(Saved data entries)
┌──
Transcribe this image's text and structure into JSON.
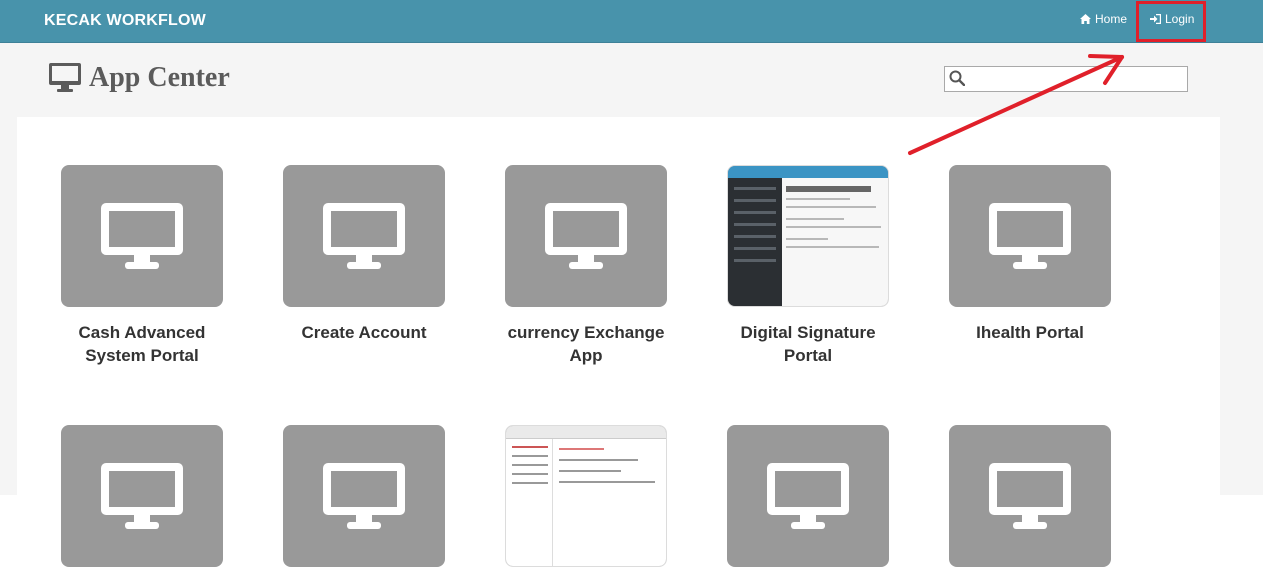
{
  "navbar": {
    "brand": "KECAK WORKFLOW",
    "home_label": "Home",
    "login_label": "Login"
  },
  "header": {
    "title": "App Center",
    "search_placeholder": ""
  },
  "apps": [
    {
      "name": "Cash Advanced System Portal",
      "thumb": "monitor-icon"
    },
    {
      "name": "Create Account",
      "thumb": "monitor-icon"
    },
    {
      "name": "currency Exchange App",
      "thumb": "monitor-icon"
    },
    {
      "name": "Digital Signature Portal",
      "thumb": "screenshot"
    },
    {
      "name": "Ihealth Portal",
      "thumb": "monitor-icon"
    },
    {
      "name": "",
      "thumb": "monitor-icon"
    },
    {
      "name": "",
      "thumb": "monitor-icon"
    },
    {
      "name": "",
      "thumb": "screenshot"
    },
    {
      "name": "",
      "thumb": "monitor-icon"
    },
    {
      "name": "",
      "thumb": "monitor-icon"
    }
  ],
  "colors": {
    "navbar": "#4893ab",
    "annotation": "#e0202a",
    "tile": "#999999"
  }
}
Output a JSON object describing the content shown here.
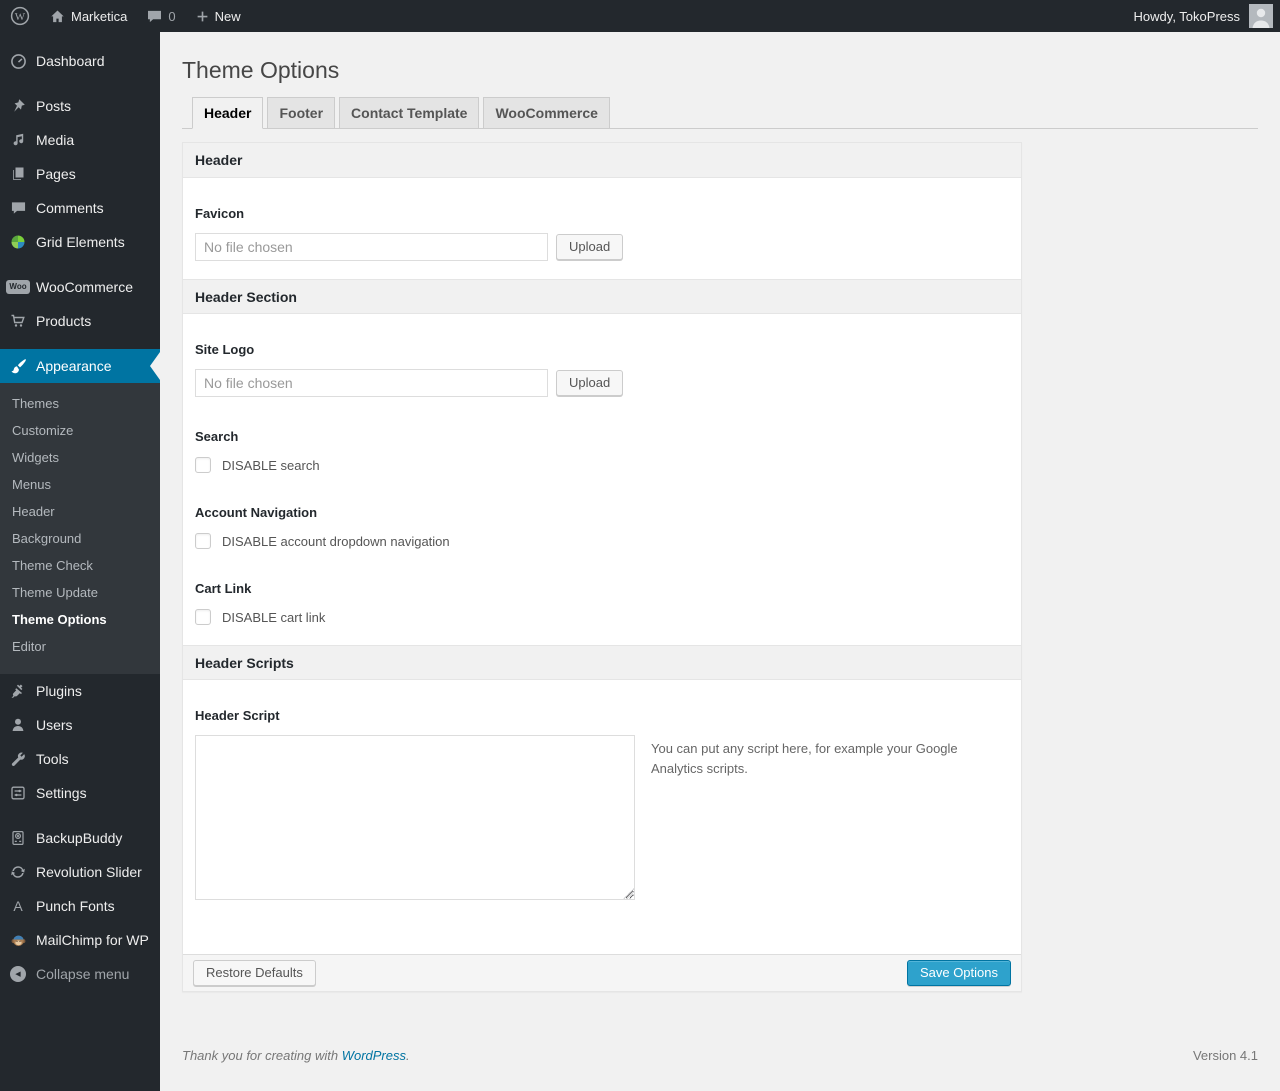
{
  "admin_bar": {
    "wp_logo_letter": "W",
    "site_name": "Marketica",
    "comments_count": "0",
    "new_label": "New",
    "howdy_text": "Howdy, TokoPress"
  },
  "sidebar": {
    "menu": [
      {
        "label": "Dashboard"
      },
      {
        "label": "Posts"
      },
      {
        "label": "Media"
      },
      {
        "label": "Pages"
      },
      {
        "label": "Comments"
      },
      {
        "label": "Grid Elements"
      },
      {
        "label": "WooCommerce"
      },
      {
        "label": "Products"
      },
      {
        "label": "Appearance"
      },
      {
        "label": "Plugins"
      },
      {
        "label": "Users"
      },
      {
        "label": "Tools"
      },
      {
        "label": "Settings"
      },
      {
        "label": "BackupBuddy"
      },
      {
        "label": "Revolution Slider"
      },
      {
        "label": "Punch Fonts"
      },
      {
        "label": "MailChimp for WP"
      },
      {
        "label": "Collapse menu"
      }
    ],
    "woo_badge": "Woo",
    "punch_fonts_letter": "A",
    "appearance_submenu": [
      {
        "label": "Themes"
      },
      {
        "label": "Customize"
      },
      {
        "label": "Widgets"
      },
      {
        "label": "Menus"
      },
      {
        "label": "Header"
      },
      {
        "label": "Background"
      },
      {
        "label": "Theme Check"
      },
      {
        "label": "Theme Update"
      },
      {
        "label": "Theme Options"
      },
      {
        "label": "Editor"
      }
    ]
  },
  "main": {
    "page_title": "Theme Options",
    "tabs": [
      {
        "label": "Header"
      },
      {
        "label": "Footer"
      },
      {
        "label": "Contact Template"
      },
      {
        "label": "WooCommerce"
      }
    ],
    "panel": {
      "section_header": {
        "title": "Header"
      },
      "favicon": {
        "label": "Favicon",
        "value": "No file chosen",
        "button": "Upload"
      },
      "section_header_section": {
        "title": "Header Section"
      },
      "site_logo": {
        "label": "Site Logo",
        "value": "No file chosen",
        "button": "Upload"
      },
      "search": {
        "label": "Search",
        "checkbox_label": "DISABLE search"
      },
      "account_nav": {
        "label": "Account Navigation",
        "checkbox_label": "DISABLE account dropdown navigation"
      },
      "cart_link": {
        "label": "Cart Link",
        "checkbox_label": "DISABLE cart link"
      },
      "section_header_scripts": {
        "title": "Header Scripts"
      },
      "header_script": {
        "label": "Header Script",
        "help": "You can put any script here, for example your Google Analytics scripts."
      },
      "footer": {
        "restore_button": "Restore Defaults",
        "save_button": "Save Options"
      }
    },
    "page_footer": {
      "thanks_prefix": "Thank you for creating with ",
      "wordpress_link": "WordPress",
      "thanks_suffix": ".",
      "version": "Version 4.1"
    }
  },
  "colors": {
    "accent_blue": "#0074a2",
    "primary_button": "#2ea2cc",
    "admin_bg": "#23282d",
    "submenu_bg": "#32373c",
    "page_bg": "#f1f1f1"
  }
}
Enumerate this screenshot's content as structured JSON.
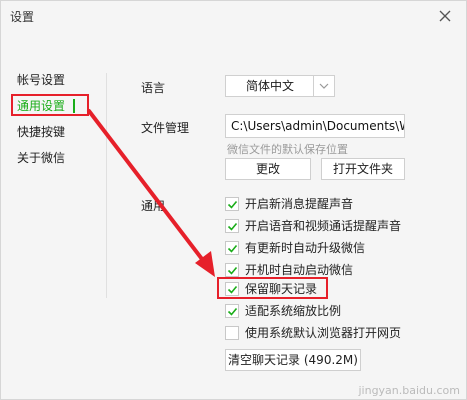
{
  "window": {
    "title": "设置"
  },
  "sidebar": {
    "items": [
      {
        "label": "帐号设置",
        "active": false
      },
      {
        "label": "通用设置",
        "active": true
      },
      {
        "label": "快捷按键",
        "active": false
      },
      {
        "label": "关于微信",
        "active": false
      }
    ]
  },
  "language": {
    "label": "语言",
    "value": "简体中文"
  },
  "file_management": {
    "label": "文件管理",
    "path": "C:\\Users\\admin\\Documents\\W",
    "hint": "微信文件的默认保存位置",
    "change_button": "更改",
    "open_folder_button": "打开文件夹"
  },
  "general": {
    "label": "通用",
    "options": [
      {
        "label": "开启新消息提醒声音",
        "checked": true
      },
      {
        "label": "开启语音和视频通话提醒声音",
        "checked": true
      },
      {
        "label": "有更新时自动升级微信",
        "checked": true
      },
      {
        "label": "开机时自动启动微信",
        "checked": true
      },
      {
        "label": "保留聊天记录",
        "checked": true
      },
      {
        "label": "适配系统缩放比例",
        "checked": true
      },
      {
        "label": "使用系统默认浏览器打开网页",
        "checked": false
      }
    ],
    "clear_button": "清空聊天记录 (490.2M)"
  },
  "colors": {
    "accent": "#1aad19",
    "annotation": "#e6202a"
  },
  "watermark": "jingyan.baidu.com"
}
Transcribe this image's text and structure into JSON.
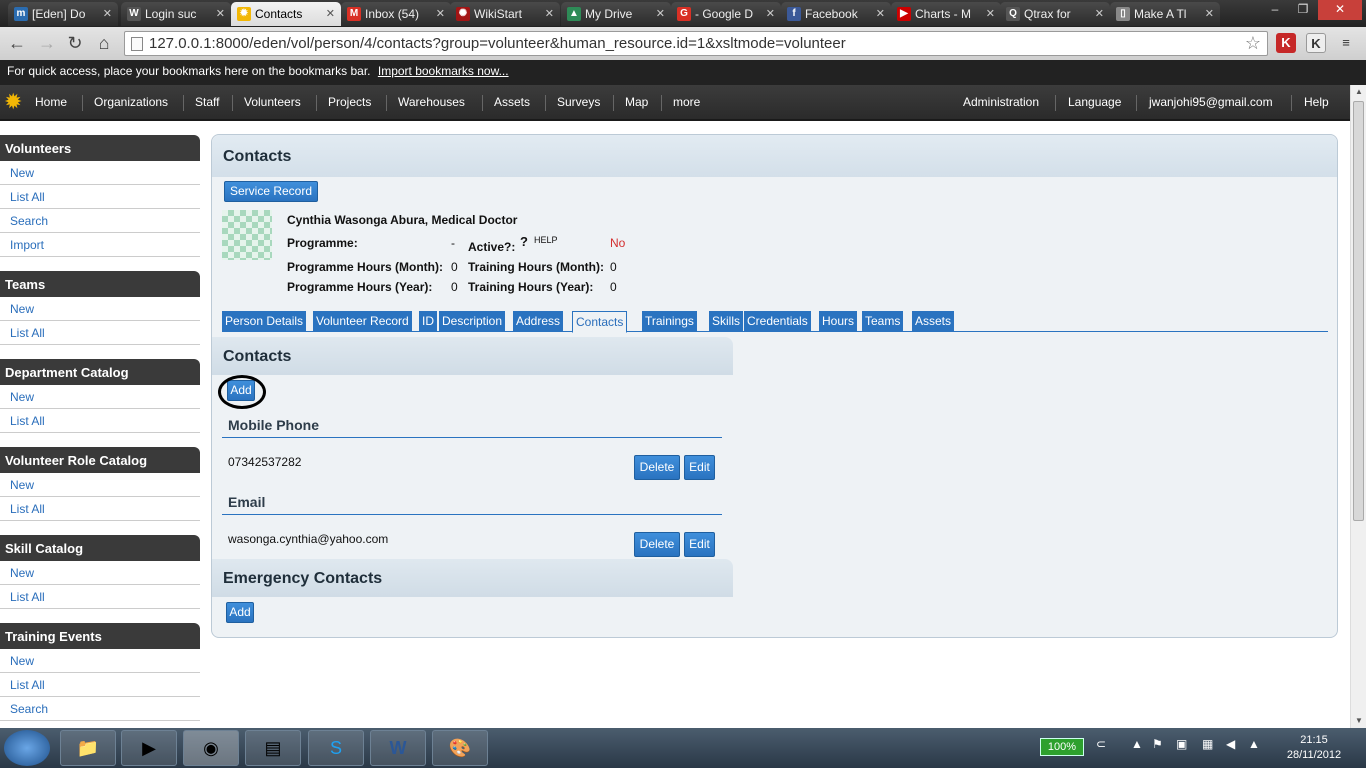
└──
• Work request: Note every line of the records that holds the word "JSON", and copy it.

• Response to this exercise:
Transcribe this image's text and structure into JSON.
Output a JSON object describing the content shown here.
Enumerate this screenshot's content as structured JSON.
Transcribe this image's text and structure into JSON.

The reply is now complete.